Dr. Yeo has authored more than 200 peer-reviewed publications including invited book chapters and review articles in the areas of neurodegeneration, RNA processing, computational biology and stem cell models; and served as Editor on two books on the biology of RNA binding proteins. Gene is on the Editorial Boards of the journals Cell Reports, Cell Research and eLife, and on the Advisory Board of Review commons. Gene joined UCSD as an Assistant Professor in 2008, was promoted with tenure to Associate Professor in 2014 and to Professor in 2016.  Gene was the first Crick-Jacobs Fellow at the Salk Institute (2005-2008) and is a recipient of the Alfred P Sloan Fellowship in recognition of his work in computational molecular biology (2011), Alpha Chi Sigma-Zeta Chapter Krug Lecturer (2016), Singapore National Research Foundation Visiting Investigatorship Award (2017), the inaugural Early Career Award from the International RNA Society (2017), the Blavatnik National Award Finalist (2018 & 2019), San Diego Xconomy Awardee for ‘Big Idea’ (2019) and 2019 recipient of the Highly Cited Researcher in Cross-Field category, recognizing the world’s most influential researchers of the past decade. Gene’s research has been funded by the National Institute of Health, National Science Foundation, California Institute for Regenerative Medicine, TargetALS, ALS Foundation, Department of Defense, Myotonic Dystrophy Association, Myotonic Dystrophy Foundation and Chan-Zuckerberg Initiative.

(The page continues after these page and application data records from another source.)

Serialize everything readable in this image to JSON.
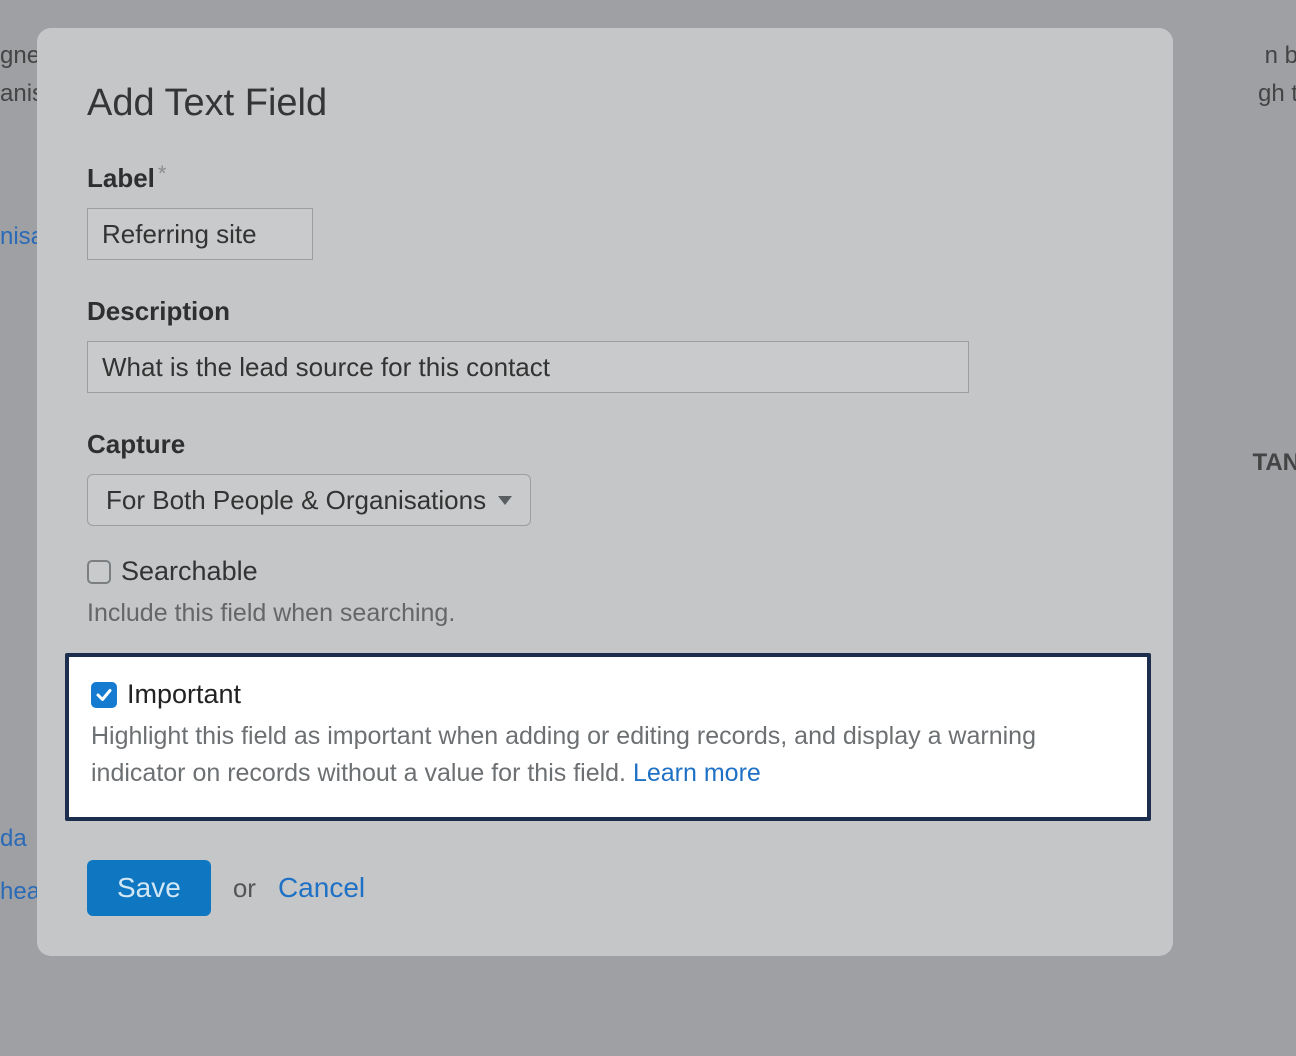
{
  "bg": {
    "frag1": "gne",
    "frag2": "anis",
    "frag3": "nisa",
    "frag4": "da",
    "frag5": "hea",
    "frag6": "n b",
    "frag7": "gh t",
    "frag8": "TAN"
  },
  "modal": {
    "title": "Add Text Field",
    "label_field": {
      "label": "Label",
      "required_mark": "*",
      "value": "Referring site"
    },
    "description_field": {
      "label": "Description",
      "value": "What is the lead source for this contact"
    },
    "capture_field": {
      "label": "Capture",
      "value": "For Both People & Organisations"
    },
    "searchable": {
      "label": "Searchable",
      "helper": "Include this field when searching.",
      "checked": false
    },
    "important": {
      "label": "Important",
      "helper": "Highlight this field as important when adding or editing records, and display a warning indicator on records without a value for this field. ",
      "learn_more": "Learn more",
      "checked": true
    },
    "footer": {
      "save": "Save",
      "or": "or",
      "cancel": "Cancel"
    }
  }
}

Gene has also been funded and collaborates with biotech and pharmaceutical companies such as Takeda, Genentech and Roche.  

Gene is a co-founder of biotech companies which includes Locana, Eclipse Bioinnovations, Enzerna and Proteona. Gene played a critical role in the successful raising of $55M for Locana at series A (2019). Gene serves or had served on the scientific advisory boards of the Allen Institute of Immunology, Locana, Eclipse Bioinnovations, Proteona, Aquinnah, Cell Applications, Nugen (now Tecan), Sardona Therapeutics and Ribometrix. Gene is a senior advisor to Accelerator Life Sciences Partners. 

Gene is the founder of the SCREEN (San Diego Covid-19 Research Enterprise Network, 2020) and founding member of the SEARCH (San Diego Epidemiology and Research for Covid Health, 2020) alliances in San Diego. SCREEN has ~1000 scientist members in San Diego focusing on grassroots research coordination and community outreach. SEARCH is focused on epidemiology studies of the prevalence of the virus completing a 12000-person study of viral spread. Gene is on the Return to Work task force in Biocom. Gene is the faculty founder of DASL (Diversity and Science Lecture Series, 2020) providing a voice for scientists to discuss diversity, equity and inclusion challenges and celebrating their scientific achievements. Gene was a Sword of Honor recipient (the highest honor) in Officer Cadet School in 1999 and has served in the Singapore Navy as a Naval officer. Gene has completed 2 full Ironman-distance and multiple half-ironman-, olympic-, sprint-distance triathlons, full marathons and half-marathons, but now spends time rock climbing.